Authored by: Doug Crandell,
University of Georgia, Institute on Human Development and Disability

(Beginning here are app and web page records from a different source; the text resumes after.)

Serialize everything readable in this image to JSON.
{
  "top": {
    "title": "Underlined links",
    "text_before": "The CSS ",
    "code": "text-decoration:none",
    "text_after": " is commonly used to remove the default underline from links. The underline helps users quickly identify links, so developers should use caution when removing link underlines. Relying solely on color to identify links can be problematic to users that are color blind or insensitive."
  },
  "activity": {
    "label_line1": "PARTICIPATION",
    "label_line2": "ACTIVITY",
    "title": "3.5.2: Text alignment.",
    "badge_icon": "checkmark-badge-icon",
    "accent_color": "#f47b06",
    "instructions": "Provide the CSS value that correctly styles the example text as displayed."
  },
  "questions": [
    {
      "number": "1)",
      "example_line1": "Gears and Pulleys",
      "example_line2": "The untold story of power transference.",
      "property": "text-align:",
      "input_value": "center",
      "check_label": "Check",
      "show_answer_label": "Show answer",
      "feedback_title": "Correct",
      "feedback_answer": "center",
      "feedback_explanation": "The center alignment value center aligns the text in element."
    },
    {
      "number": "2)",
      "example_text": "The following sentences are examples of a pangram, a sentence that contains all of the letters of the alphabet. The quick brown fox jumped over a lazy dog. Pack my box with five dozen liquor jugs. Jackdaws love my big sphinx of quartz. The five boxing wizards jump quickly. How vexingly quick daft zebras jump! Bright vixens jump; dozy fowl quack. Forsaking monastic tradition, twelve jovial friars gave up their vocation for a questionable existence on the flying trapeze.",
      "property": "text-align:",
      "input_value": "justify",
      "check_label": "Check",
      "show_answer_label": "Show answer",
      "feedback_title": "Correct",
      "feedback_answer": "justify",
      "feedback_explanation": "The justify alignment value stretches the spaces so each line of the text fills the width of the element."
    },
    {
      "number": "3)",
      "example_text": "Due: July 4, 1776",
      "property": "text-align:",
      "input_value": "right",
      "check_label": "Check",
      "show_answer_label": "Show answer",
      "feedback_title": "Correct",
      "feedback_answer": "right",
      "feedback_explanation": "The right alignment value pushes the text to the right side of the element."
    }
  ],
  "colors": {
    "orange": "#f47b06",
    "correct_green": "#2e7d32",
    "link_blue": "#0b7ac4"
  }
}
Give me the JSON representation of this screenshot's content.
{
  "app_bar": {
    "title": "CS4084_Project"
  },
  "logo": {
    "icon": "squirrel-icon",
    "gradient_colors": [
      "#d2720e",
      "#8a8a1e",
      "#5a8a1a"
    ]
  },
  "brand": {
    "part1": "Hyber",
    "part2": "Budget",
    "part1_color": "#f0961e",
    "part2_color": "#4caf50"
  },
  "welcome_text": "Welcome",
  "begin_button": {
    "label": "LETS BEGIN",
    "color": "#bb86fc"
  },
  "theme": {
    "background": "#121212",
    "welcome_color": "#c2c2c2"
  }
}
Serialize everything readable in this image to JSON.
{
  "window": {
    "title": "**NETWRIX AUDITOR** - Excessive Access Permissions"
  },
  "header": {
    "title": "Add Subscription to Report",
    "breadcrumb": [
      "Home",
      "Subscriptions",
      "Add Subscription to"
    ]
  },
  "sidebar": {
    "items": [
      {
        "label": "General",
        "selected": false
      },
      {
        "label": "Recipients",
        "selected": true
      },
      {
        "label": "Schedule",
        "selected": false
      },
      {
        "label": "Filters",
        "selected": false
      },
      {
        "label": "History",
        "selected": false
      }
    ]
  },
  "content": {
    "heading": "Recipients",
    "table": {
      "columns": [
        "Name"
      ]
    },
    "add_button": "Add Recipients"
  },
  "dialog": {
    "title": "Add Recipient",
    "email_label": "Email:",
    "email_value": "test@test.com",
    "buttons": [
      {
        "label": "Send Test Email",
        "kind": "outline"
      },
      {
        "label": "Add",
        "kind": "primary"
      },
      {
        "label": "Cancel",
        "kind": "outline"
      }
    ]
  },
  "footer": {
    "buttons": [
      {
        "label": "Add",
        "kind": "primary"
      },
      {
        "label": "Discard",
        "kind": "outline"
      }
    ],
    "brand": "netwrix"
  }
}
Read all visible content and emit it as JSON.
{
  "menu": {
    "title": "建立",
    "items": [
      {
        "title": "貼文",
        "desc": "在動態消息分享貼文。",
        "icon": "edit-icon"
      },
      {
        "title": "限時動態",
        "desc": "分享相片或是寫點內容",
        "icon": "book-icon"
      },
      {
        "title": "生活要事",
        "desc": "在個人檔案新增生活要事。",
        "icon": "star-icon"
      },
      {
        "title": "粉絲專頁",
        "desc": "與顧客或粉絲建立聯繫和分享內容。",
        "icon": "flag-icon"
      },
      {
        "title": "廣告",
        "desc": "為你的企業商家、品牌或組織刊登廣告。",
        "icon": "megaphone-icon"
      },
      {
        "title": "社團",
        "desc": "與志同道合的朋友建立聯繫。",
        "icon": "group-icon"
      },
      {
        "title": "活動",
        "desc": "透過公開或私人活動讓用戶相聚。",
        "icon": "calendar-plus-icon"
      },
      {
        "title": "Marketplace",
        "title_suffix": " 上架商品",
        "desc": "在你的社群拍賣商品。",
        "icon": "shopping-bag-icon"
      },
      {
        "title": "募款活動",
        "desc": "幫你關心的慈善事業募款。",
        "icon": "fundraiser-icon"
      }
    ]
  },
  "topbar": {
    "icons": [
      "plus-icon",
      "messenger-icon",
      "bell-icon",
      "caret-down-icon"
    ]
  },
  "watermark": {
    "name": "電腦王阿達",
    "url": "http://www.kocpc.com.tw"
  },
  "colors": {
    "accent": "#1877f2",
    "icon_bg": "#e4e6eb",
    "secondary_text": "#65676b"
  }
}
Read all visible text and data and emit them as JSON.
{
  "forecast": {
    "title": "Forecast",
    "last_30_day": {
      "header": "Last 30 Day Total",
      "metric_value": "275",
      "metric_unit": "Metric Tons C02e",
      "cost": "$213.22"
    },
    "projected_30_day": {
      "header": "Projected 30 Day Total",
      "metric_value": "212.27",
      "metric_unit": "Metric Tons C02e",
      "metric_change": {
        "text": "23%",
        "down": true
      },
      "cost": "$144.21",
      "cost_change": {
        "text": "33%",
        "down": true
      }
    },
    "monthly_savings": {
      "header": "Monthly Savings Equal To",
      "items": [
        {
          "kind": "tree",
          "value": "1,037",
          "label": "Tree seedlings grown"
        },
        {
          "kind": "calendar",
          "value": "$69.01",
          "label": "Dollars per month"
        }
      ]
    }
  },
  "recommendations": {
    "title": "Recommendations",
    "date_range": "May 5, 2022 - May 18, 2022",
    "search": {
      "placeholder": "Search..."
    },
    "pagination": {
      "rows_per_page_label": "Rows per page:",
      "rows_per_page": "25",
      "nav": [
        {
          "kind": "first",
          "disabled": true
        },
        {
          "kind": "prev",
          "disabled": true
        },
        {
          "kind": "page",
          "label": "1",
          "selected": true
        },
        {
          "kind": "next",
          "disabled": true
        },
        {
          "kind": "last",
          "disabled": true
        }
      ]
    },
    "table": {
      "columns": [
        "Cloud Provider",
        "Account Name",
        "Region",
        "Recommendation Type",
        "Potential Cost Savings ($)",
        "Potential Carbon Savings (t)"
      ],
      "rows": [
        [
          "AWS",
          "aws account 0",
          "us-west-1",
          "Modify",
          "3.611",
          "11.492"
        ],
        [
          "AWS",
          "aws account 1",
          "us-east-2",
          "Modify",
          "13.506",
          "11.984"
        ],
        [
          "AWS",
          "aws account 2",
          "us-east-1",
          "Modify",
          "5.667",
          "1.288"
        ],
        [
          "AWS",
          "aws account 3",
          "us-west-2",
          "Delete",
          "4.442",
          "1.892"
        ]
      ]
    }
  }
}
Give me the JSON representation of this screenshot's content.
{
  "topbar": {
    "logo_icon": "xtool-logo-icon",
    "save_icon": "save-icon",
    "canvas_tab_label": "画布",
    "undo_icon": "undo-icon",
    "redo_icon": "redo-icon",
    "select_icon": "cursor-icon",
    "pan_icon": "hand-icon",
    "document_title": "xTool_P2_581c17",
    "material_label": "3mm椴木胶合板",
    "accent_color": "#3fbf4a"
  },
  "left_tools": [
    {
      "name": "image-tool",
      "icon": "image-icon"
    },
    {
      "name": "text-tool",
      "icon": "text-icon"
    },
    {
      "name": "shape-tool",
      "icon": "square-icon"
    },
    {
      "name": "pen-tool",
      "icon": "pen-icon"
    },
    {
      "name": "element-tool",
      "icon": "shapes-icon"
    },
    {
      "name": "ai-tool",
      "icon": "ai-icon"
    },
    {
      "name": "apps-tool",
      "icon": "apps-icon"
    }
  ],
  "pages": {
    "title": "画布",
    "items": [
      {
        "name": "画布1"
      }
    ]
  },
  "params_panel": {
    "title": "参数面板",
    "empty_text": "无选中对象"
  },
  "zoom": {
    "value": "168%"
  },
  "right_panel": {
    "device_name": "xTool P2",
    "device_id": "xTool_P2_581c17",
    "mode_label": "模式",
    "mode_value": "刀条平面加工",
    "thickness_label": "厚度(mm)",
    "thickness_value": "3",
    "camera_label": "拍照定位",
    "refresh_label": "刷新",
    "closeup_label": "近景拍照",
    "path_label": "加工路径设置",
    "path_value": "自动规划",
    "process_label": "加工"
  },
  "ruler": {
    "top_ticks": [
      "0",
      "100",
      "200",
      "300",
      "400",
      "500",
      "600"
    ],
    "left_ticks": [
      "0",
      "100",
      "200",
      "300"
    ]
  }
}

University Centers for Excellence in Developmental Disabilities (UCEDD) occupy a unique role within the Developmental Disabilities (DD) Network, by disseminating information, offering training, and conducting research. Still, there is an important key function that can have an impact on how the partners within a state move the needle on the employment rates of citizens with the most significant disabilities: a UCEDD can harness all its core functions and focus on a new brand of outreach, specifically to those parts of a state’s economy that are often very separate from human service agencies, such as trade groups, economic forecasters, labor unions, legislative bodies, and workforce development entities. To do so requires a mindful shift from the language of advocacy to the vernacular of economics. In fact, if we look at this issue more deeply, and with purpose, we can see how often the typical advocacy efforts result in a confusing message. A legislative body may think all that the “disability community” desires is more funding, or a state-level economist might see disability as merely a marginalized demographic data point rather than a dynamic and diverse constituency with real purchasing power.[i] Public policy is integrally connected to economics, and to increase the rates of employment, self-determination, and inclusion, we must accept that language can put up more barriers than solutions. In this way, a UCEDD can function as translator, convener, and economic advocate. The words we choose can build communities.[ii] Below are some common methods of services advocacy juxtaposed with economic advocacy.